DESCRIPTION OF THE TASK >> Check each line of the data below for the word "username". How many lines have it? Answer with the number alone.

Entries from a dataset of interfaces
==========
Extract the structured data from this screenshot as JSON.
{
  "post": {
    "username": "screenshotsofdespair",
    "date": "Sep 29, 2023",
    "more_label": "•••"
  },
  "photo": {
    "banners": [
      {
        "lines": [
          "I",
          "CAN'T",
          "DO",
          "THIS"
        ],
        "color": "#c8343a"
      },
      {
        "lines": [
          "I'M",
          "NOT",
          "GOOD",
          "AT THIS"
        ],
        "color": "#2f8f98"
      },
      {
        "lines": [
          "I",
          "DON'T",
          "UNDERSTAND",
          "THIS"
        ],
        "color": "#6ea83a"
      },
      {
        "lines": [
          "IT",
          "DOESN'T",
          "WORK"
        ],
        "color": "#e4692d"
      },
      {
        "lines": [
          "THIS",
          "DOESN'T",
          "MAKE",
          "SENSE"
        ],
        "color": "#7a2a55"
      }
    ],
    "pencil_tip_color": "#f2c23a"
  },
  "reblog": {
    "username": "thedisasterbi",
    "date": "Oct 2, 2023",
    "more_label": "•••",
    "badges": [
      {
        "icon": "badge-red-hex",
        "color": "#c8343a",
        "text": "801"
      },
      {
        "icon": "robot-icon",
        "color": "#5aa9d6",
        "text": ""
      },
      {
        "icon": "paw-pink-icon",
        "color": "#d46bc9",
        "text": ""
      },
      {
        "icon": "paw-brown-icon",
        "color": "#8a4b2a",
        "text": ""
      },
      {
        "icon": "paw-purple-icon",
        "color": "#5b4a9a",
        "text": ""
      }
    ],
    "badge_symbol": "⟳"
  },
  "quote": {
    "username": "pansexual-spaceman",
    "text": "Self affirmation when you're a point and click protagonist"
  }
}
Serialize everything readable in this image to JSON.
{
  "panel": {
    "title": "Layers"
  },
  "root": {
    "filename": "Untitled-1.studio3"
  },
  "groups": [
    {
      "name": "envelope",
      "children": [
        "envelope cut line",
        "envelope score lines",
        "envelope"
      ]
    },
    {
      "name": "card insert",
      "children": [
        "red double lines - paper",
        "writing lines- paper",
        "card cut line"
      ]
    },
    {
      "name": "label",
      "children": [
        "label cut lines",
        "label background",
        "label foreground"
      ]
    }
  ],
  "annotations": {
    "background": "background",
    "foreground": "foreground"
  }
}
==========
EXERCISE RESULT >> 3